- **TASK TO CARRY OUT**: Among these entries, how many lines contain "捷速PDF编辑器"? Say the number and nothing else.

(App and web page records)
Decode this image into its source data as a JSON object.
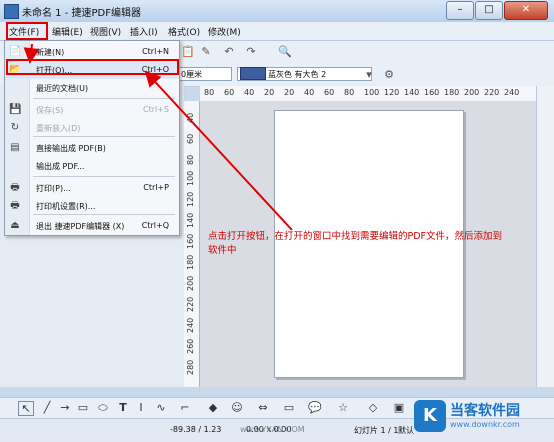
{
  "window": {
    "title": "未命名 1 - 捷速PDF编辑器",
    "controls": [
      "–",
      "□",
      "✕"
    ]
  },
  "menubar": [
    "文件(F)",
    "编辑(E)",
    "视图(V)",
    "插入(I)",
    "格式(O)",
    "修改(M)"
  ],
  "toolbar2": {
    "line_width": "0厘米",
    "color_label": "蓝灰色 有大色 2"
  },
  "ruler_h": [
    "80",
    "60",
    "40",
    "20",
    "20",
    "40",
    "60",
    "80",
    "100",
    "120",
    "140",
    "160",
    "180",
    "200",
    "220",
    "240"
  ],
  "ruler_v": [
    "40",
    "60",
    "80",
    "100",
    "120",
    "140",
    "160",
    "180",
    "200",
    "220",
    "240",
    "260",
    "280"
  ],
  "file_menu": [
    {
      "icon": "new-doc-icon",
      "glyph": "📄",
      "label": "新建(N)",
      "shortcut": "Ctrl+N",
      "disabled": false
    },
    {
      "icon": "open-folder-icon",
      "glyph": "📂",
      "label": "打开(O)...",
      "shortcut": "Ctrl+O",
      "disabled": false
    },
    {
      "icon": "",
      "glyph": "",
      "label": "最近的文档(U)",
      "shortcut": "",
      "disabled": false
    },
    {
      "icon": "save-icon",
      "glyph": "💾",
      "label": "保存(S)",
      "shortcut": "Ctrl+S",
      "disabled": true
    },
    {
      "icon": "reload-icon",
      "glyph": "↻",
      "label": "重新装入(D)",
      "shortcut": "",
      "disabled": true
    },
    {
      "icon": "export-pdf-icon",
      "glyph": "▤",
      "label": "直接输出成 PDF(B)",
      "shortcut": "",
      "disabled": false
    },
    {
      "icon": "",
      "glyph": "",
      "label": "输出成 PDF...",
      "shortcut": "",
      "disabled": false
    },
    {
      "icon": "printer-icon",
      "glyph": "🖶",
      "label": "打印(P)...",
      "shortcut": "Ctrl+P",
      "disabled": false
    },
    {
      "icon": "printer-setup-icon",
      "glyph": "🖶",
      "label": "打印机设置(R)...",
      "shortcut": "",
      "disabled": false
    },
    {
      "icon": "exit-icon",
      "glyph": "⏏",
      "label": "退出 捷速PDF编辑器 (X)",
      "shortcut": "Ctrl+Q",
      "disabled": false
    }
  ],
  "annotation": "点击打开按钮，在打开的窗口中找到需要编辑的PDF文件，然后添加到软件中",
  "status": {
    "coords": "-89.38 / 1.23",
    "size": "0.00 x 0.00",
    "slide": "幻灯片 1 / 1",
    "layout": "默认"
  },
  "watermark": {
    "logo_char": "K",
    "name": "当客软件园",
    "url": "www.downkr.com",
    "mid": "www.YXAN.COM"
  }
}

- **ANSWER FOR THIS EXERCISE**: 2